MWF 11:30–12:25 in ES-153.
Permission of instructor.
Quoting from Wikipedia: “Homological algebra is the branch of mathematics that studies homology in a general algebraic setting. It is a relatively young discipline, whose origins can be traced to investigations in combinatorial topology (a precursor to algebraic topology) and abstract algebra (theory of modules and syzygies) at the end of the 19th century, chiefly by Henri Poincaré and David Hilbert.
The development of homological algebra was closely intertwined with the emergence of category theory. By and large, homological algebra is the study of homological functors and the intricate algebraic structures that they entail. One quite useful and ubiquitous concept in mathematics is that of chain complexes, which can be studied both through their homology and cohomology. Homological algebra affords the means to extract information contained in these complexes and present it in the form of homological invariants of rings, modules, topological spaces, and other ‘tangible’ mathematical objects. A powerful tool for doing this is provided by spectral sequences.
From its very origins, homological algebra has played an enormous role in algebraic topology. Its sphere of influence has gradually expanded and presently includes commutative algebra, algebraic geometry, algebraic number theory, representation theory, mathematical physics, operator algebras, complex analysis, and the theory of partial differential equations. K-theory is an independent discipline which draws upon methods of homological algebra.”
None, but the following book is an excellent reference:
Charles Weibel, An introduction to homological algebra,

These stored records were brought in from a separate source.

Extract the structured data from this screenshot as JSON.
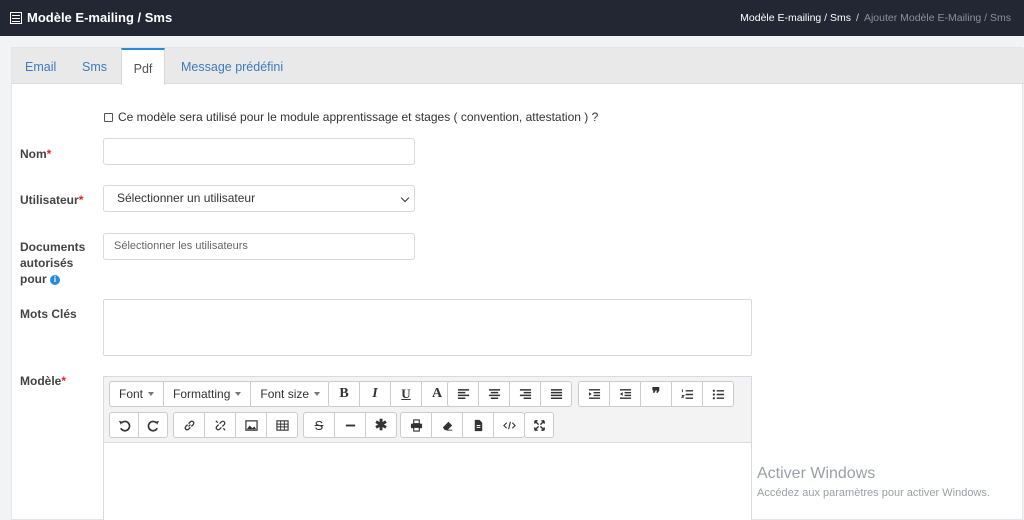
{
  "header": {
    "title": "Modèle E-mailing / Sms",
    "breadcrumb": [
      "Modèle E-mailing / Sms",
      "/",
      "Ajouter Modèle E-Mailing / Sms"
    ]
  },
  "tabs": [
    {
      "label": "Email",
      "active": false
    },
    {
      "label": "Sms",
      "active": false
    },
    {
      "label": "Pdf",
      "active": true
    },
    {
      "label": "Message prédéfini",
      "active": false
    }
  ],
  "form": {
    "checkbox_label": "Ce modèle sera utilisé pour le module apprentissage et stages ( convention, attestation ) ?",
    "checkbox_checked": false,
    "nom_label": "Nom",
    "nom_value": "",
    "utilisateur_label": "Utilisateur",
    "utilisateur_value": "Sélectionner un utilisateur",
    "documents_label": [
      "Documents",
      "autorisés",
      "pour"
    ],
    "documents_placeholder": "Sélectionner les utilisateurs",
    "mots_cles_label": "Mots Clés",
    "modele_label": "Modèle",
    "required_mark": "*"
  },
  "editor": {
    "dropdowns": [
      "Font",
      "Formatting",
      "Font size"
    ],
    "format_buttons": [
      "bold-icon",
      "italic-icon",
      "underline-icon",
      "font-color-icon"
    ],
    "align_buttons": [
      "align-left-icon",
      "align-center-icon",
      "align-right-icon",
      "justify-icon"
    ],
    "block_buttons": [
      "indent-icon",
      "outdent-icon",
      "blockquote-icon",
      "ordered-list-icon",
      "unordered-list-icon"
    ],
    "history_buttons": [
      "undo-icon",
      "redo-icon"
    ],
    "insert_buttons": [
      "link-icon",
      "unlink-icon",
      "image-icon",
      "table-icon"
    ],
    "misc_buttons": [
      "strikethrough-icon",
      "horizontal-rule-icon",
      "special-char-icon"
    ],
    "tool_buttons": [
      "print-icon",
      "eraser-icon",
      "document-icon",
      "code-icon"
    ],
    "fullscreen_button": "fullscreen-icon"
  },
  "watermark": {
    "title": "Activer Windows",
    "subtitle": "Accédez aux paramètres pour activer Windows."
  },
  "colors": {
    "header_bg": "#222733",
    "tab_link": "#3b7bbf",
    "active_tab_border": "#2a8bd9",
    "required": "#e02424"
  }
}
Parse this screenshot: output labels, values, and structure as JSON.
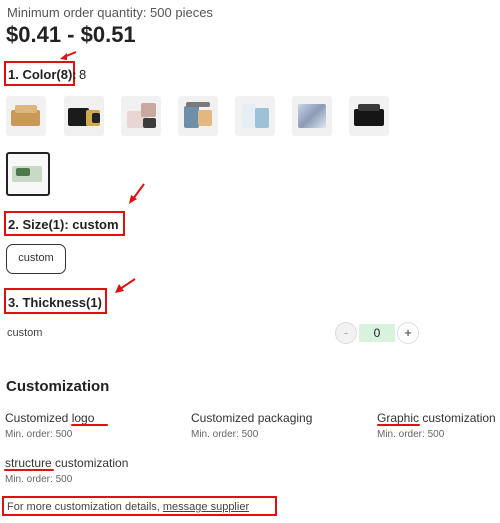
{
  "header": {
    "moq": "Minimum order quantity: 500 pieces",
    "price": "$0.41 - $0.51"
  },
  "color_section": {
    "title": "1. Color(8):",
    "count": "8",
    "swatches": [
      {
        "icon": "kraft-box-thumbnail"
      },
      {
        "icon": "black-gold-box-thumbnail"
      },
      {
        "icon": "pink-gift-box-thumbnail"
      },
      {
        "icon": "printed-box-thumbnail"
      },
      {
        "icon": "white-box-thumbnail"
      },
      {
        "icon": "holographic-box-thumbnail"
      },
      {
        "icon": "black-box-thumbnail"
      },
      {
        "icon": "green-box-thumbnail"
      }
    ]
  },
  "size_section": {
    "title": "2. Size(1):  custom",
    "option": "custom"
  },
  "thickness_section": {
    "title": "3. Thickness(1)",
    "row_label": "custom",
    "minus": "-",
    "quantity": "0",
    "plus": "+"
  },
  "customization": {
    "heading": "Customization",
    "items": [
      {
        "title": "Customized logo",
        "min": "Min. order: 500"
      },
      {
        "title": "Customized packaging",
        "min": "Min. order: 500"
      },
      {
        "title": "Graphic customization",
        "min": "Min. order: 500"
      },
      {
        "title": "structure customization",
        "min": "Min. order: 500"
      }
    ],
    "more_text": "For more customization details, ",
    "more_link": "message supplier"
  },
  "colors": {
    "annotation_red": "#e01010",
    "stepper_value_bg": "#d9f2dd"
  }
}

Cambridge University Press, 1995.
Weekly homework assignments.
Of course, students are expected to follow the University’s Standards of Academic Integrity.